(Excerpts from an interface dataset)
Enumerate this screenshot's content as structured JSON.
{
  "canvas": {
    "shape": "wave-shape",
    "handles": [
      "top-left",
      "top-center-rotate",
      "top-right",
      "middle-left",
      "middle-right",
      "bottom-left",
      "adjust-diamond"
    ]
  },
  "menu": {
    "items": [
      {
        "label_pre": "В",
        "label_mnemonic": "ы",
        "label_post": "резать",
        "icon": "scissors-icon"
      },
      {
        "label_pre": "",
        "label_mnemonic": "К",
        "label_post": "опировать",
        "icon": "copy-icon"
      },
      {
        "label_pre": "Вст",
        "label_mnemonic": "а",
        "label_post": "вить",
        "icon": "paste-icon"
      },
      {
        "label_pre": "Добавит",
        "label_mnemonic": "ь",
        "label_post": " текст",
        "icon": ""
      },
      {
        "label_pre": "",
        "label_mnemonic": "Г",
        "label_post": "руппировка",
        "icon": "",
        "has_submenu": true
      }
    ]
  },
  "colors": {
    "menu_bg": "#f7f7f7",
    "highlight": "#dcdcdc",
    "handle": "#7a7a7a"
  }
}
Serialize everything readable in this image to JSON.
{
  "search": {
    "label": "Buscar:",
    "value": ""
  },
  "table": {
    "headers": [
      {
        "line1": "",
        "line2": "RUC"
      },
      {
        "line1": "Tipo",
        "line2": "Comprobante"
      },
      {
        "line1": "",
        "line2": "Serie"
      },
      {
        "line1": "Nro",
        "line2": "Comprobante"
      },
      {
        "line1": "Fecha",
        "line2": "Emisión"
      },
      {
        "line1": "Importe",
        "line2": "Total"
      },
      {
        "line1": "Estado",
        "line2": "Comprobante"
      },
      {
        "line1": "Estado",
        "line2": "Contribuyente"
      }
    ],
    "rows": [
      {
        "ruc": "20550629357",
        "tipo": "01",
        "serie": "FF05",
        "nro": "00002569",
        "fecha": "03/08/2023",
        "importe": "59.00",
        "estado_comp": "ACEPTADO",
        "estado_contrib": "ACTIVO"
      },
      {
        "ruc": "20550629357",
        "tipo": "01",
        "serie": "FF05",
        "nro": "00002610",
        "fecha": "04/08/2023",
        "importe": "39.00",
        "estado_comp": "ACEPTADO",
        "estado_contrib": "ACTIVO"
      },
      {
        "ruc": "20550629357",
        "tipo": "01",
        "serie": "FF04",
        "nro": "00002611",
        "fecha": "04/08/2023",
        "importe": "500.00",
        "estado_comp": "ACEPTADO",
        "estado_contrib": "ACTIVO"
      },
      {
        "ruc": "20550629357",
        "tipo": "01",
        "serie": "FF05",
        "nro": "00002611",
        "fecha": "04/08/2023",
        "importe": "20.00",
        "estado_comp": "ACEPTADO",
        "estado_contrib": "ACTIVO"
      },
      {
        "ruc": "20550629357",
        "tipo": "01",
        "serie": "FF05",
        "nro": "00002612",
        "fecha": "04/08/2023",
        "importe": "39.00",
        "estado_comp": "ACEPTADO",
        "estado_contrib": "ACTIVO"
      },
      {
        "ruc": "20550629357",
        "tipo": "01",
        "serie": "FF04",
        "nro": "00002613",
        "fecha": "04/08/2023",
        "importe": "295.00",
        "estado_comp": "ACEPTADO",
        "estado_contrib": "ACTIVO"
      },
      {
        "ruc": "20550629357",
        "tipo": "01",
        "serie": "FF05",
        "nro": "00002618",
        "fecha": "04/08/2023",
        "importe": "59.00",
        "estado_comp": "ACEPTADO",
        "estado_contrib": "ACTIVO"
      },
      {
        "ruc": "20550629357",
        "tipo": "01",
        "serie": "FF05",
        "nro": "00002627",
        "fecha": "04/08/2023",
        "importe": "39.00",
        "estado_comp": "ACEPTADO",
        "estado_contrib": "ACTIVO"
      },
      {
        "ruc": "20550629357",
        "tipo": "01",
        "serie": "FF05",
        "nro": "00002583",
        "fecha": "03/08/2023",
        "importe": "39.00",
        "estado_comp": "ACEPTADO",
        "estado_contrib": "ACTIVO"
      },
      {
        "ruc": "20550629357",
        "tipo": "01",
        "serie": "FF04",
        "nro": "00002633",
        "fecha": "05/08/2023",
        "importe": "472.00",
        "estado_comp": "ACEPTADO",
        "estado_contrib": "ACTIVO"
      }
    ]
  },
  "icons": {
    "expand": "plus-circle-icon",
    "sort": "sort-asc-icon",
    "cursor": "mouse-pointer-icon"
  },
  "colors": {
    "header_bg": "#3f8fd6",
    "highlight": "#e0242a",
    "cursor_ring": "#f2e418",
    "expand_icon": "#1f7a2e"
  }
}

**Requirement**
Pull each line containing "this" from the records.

**Solved exercise**
Enumerate this screenshot's content as structured JSON.
Serialize everything readable in this image to JSON.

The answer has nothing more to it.